The Biggest Obama-Era Regulations Rolled Back Under President Trump
by JASON HOPKINS
The Clean Power Plan
The Clean Power Plan — the Obama administration first proposed it in 2014 and finalized in 2015 — places a limit on the amount of greenhouse gases power plants can emit. The plan aimed to reduce carbon dioxide emissions from power plants 32 percent below 2005 levels by 2030. The policy was a centerpiece of what Obama critics referred to as his “war on coal.”
Environmental Protection Agency administrator Scott Pruitt would sign a proposed rule to repeal the CPP, he announced on Oct. 10, 2017. Undoing the rule will save Americans $33 billion in compliance costs, despite the previous administration claiming it would only cost $8.4 billion and save millions through public health benefits, EPA officials estimated.
Waters Of The United States
The Clean Water Rule, otherwise known as the Waters of The United States, was enacted in 2015 in an attempt to clarify which bodies of water and wetlands are designated for federal protection. However, the regulation was met with immediate backlash as critics pointed to ambiguity in the rule opening the door for possible government overreach. Pruitt led a multi-state lawsuit against the rule when he was Oklahoma’s attorney general, calling it “the greatest blow to private property rights the modern era has seen.”
Trump signed an executive order on February 28, 2017, calling for a review of the plan. On June 27 of that year, Pruitt would repeal the rule, he announced. The EPA is now in the process of reissuing the order but with a more clear definition of “waters of the U.S.” meant to lower compliance costs to businesses and minimize intrusion to private property.
Vehicle Emissions Standards
In 2012, the Obama administration adopted stringent new vehicle emissions standards. The rules would have applied to cars and light trucks made between 2022 and 2025, requiring them to nearly double their average fuel economy to 54.5 miles per gallon. The new emissions standards were a component of Obama’s pledge to adhere to the Paris Climate Agreement.
Trump’s White House had long considered the standards as unnecessarily burdensome on U.S. automakers. The EPA and the National Highway Traffic Safety Administration would be drafting entirely new greenhouse gas emissions and mileage standards, Pruitt announced on April 2. However, the move is igniting a fight with California — a highly populated state with a waiver to set its own car regulations. Liberal California leaders have vowed to keep intact the tougher regulations the previous administration re-enacted — they have threatened to fight the Trump administration in court over the matter. Pruitt, on the other hand, has expressed interest in removing California’s waiver.
In December 2017, Obama utilized a provision in the Outer Continental Shelf Lands Act to prohibit offshore drilling in large portions of the Atlantic and Arctic Oceans. Enacted during the waning days of his presidency, the move was meant to cement the former president’s environmental legacy.

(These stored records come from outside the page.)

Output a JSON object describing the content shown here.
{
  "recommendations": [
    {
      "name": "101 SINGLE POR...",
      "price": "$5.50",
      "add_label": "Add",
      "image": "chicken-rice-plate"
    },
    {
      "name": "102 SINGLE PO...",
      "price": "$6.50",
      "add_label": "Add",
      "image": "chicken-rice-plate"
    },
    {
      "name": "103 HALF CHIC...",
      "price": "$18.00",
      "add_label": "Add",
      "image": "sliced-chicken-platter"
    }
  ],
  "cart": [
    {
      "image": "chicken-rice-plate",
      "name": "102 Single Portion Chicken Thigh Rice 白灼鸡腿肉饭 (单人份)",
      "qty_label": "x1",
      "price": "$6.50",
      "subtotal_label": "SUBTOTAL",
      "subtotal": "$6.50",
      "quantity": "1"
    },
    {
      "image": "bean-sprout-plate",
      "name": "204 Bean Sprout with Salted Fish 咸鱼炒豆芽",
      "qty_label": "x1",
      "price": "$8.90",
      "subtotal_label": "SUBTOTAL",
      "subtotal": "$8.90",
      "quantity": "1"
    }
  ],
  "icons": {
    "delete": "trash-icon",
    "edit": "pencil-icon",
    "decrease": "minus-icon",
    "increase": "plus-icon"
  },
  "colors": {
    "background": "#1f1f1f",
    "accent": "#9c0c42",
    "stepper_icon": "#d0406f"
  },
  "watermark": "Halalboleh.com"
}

Just four months later, Trump signed an executive order undoing all of this. The “America-First Offshore Energy Strategy” — Trump signed on April 28, 2017 — is an executive order that makes millions of acres of federal waters available for offshore drilling and exploration. Vice President Mike Pence referred to the order as a job creator and “an important step toward American energy independence.”

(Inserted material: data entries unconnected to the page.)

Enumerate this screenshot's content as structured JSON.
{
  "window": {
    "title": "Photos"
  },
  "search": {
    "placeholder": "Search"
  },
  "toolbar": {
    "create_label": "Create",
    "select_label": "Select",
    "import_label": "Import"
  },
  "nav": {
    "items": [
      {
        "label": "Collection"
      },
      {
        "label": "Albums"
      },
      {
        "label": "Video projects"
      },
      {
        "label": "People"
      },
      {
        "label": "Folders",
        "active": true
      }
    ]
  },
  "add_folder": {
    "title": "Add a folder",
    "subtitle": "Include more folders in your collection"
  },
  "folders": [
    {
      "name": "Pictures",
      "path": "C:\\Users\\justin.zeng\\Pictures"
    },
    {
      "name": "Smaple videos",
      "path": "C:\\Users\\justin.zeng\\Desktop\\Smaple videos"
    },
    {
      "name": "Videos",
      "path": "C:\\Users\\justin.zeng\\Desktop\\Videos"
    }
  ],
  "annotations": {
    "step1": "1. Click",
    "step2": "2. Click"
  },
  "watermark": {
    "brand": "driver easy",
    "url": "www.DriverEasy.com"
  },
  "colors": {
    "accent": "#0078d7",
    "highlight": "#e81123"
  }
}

The Paris Climate Agreement
The Paris Agreement was one of the previous administration’s crowning achievements. The international accord called for countries across the globe to reduce their carbon footprint by tremendous rates. Without Senate approval, Obama joined the Paris Agreement in 2016, pledging to curb U.S. greenhouse gas emissions 26 to 28 percent below 2005 levels by 2025. The agreement notably left China and India to continue emitting high levels of CO2 without accountability.
On June 1, 2017, Trump fulfilled a major campaign promise by officially exiting out of the agreement. The deal was poorly negotiated and placed unnecessary burdens on working class people, Trump had long said. He echoed this sentiment on the day he withdrew, saying he was “elected to represent the citizens of Pittsburgh, not Paris.”

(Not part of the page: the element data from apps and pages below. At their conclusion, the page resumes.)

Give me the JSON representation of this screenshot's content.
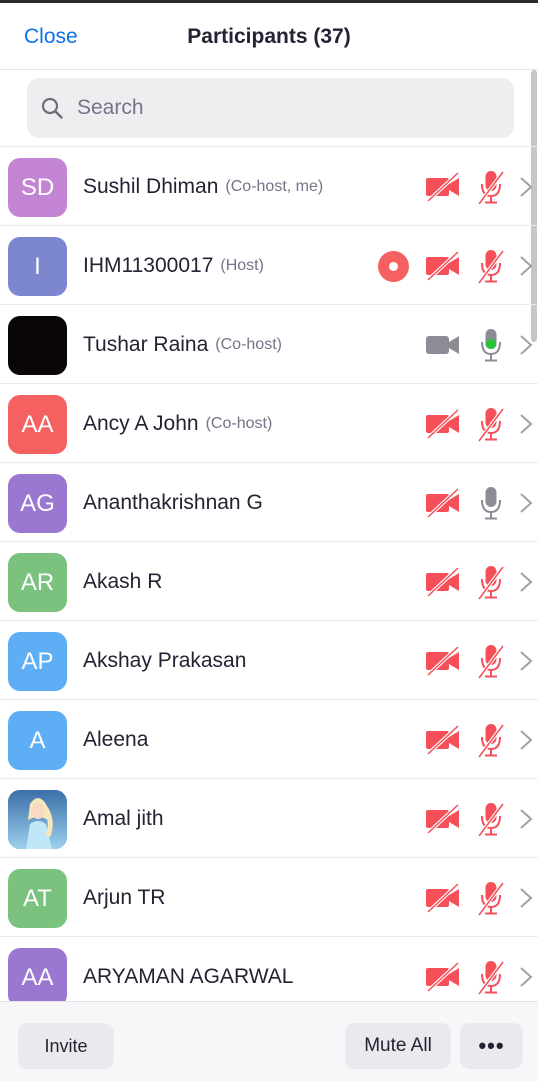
{
  "header": {
    "close_label": "Close",
    "title": "Participants (37)"
  },
  "search": {
    "placeholder": "Search",
    "value": ""
  },
  "colors": {
    "accent": "#0e71eb",
    "muted_red": "#f5505a",
    "live_green": "#2dbe3c",
    "gray_icon": "#8c8c96"
  },
  "participants": [
    {
      "initials": "SD",
      "name": "Sushil Dhiman",
      "role": "(Co-host, me)",
      "avatar_color": "#c385d3",
      "camera": "off",
      "mic": "muted"
    },
    {
      "initials": "I",
      "name": "IHM11300017",
      "role": "(Host)",
      "avatar_color": "#7c87cf",
      "camera": "off",
      "mic": "muted",
      "recording": true
    },
    {
      "initials": "",
      "name": "Tushar Raina",
      "role": "(Co-host)",
      "avatar_color": "#0a0506",
      "camera": "on",
      "mic": "active"
    },
    {
      "initials": "AA",
      "name": "Ancy A John",
      "role": "(Co-host)",
      "avatar_color": "#f56161",
      "camera": "off",
      "mic": "muted"
    },
    {
      "initials": "AG",
      "name": "Ananthakrishnan G",
      "role": "",
      "avatar_color": "#9a77d0",
      "camera": "off",
      "mic": "unmuted"
    },
    {
      "initials": "AR",
      "name": "Akash R",
      "role": "",
      "avatar_color": "#7ac27d",
      "camera": "off",
      "mic": "muted"
    },
    {
      "initials": "AP",
      "name": "Akshay Prakasan",
      "role": "",
      "avatar_color": "#5eaef5",
      "camera": "off",
      "mic": "muted"
    },
    {
      "initials": "A",
      "name": "Aleena",
      "role": "",
      "avatar_color": "#5eaef5",
      "camera": "off",
      "mic": "muted"
    },
    {
      "initials": "",
      "name": "Amal jith",
      "role": "",
      "avatar_color": "#4a8fc7",
      "camera": "off",
      "mic": "muted",
      "photo": true
    },
    {
      "initials": "AT",
      "name": "Arjun TR",
      "role": "",
      "avatar_color": "#7ac27d",
      "camera": "off",
      "mic": "muted"
    },
    {
      "initials": "AA",
      "name": "ARYAMAN AGARWAL",
      "role": "",
      "avatar_color": "#9a77d0",
      "camera": "off",
      "mic": "muted"
    }
  ],
  "footer": {
    "invite_label": "Invite",
    "mute_all_label": "Mute All",
    "more_label": "•••"
  }
}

Massive EPA Budget Cuts
Not a regulation roll back, but the White House proposed budget cuts go above and beyond anything seen in modern administrations. In his fiscal 2019 proposal, Trump is hoping to slash more than $2.5 billion from the annual EPA budget — that’s an overall reduction of over 23 percent. The requested budget cut topped off a year of major staff reductions at the EPA. The agency already lost hundreds of employees to retirements and buyouts in 2017, bringing its staffing size to Reagan-era levels. Reigning in the agency’s size and influence was one of then-candidate Trump’s campaign pledges — who once said he wanted to reduce it to “little tidbits.”
Don’t Expect The Reforms To Slow Down
Trump has tasked the EPA chief with accelerating the rate of regulation repeal, the commander-in-chief announced at the Rose Garden on April 12. The president wants Pruitt to slash red tape that’s hurting U.S. manufacturers “so that they can expand and continue to hire and to grow.” Trump wants more regulations out the door, and he wants it done faster.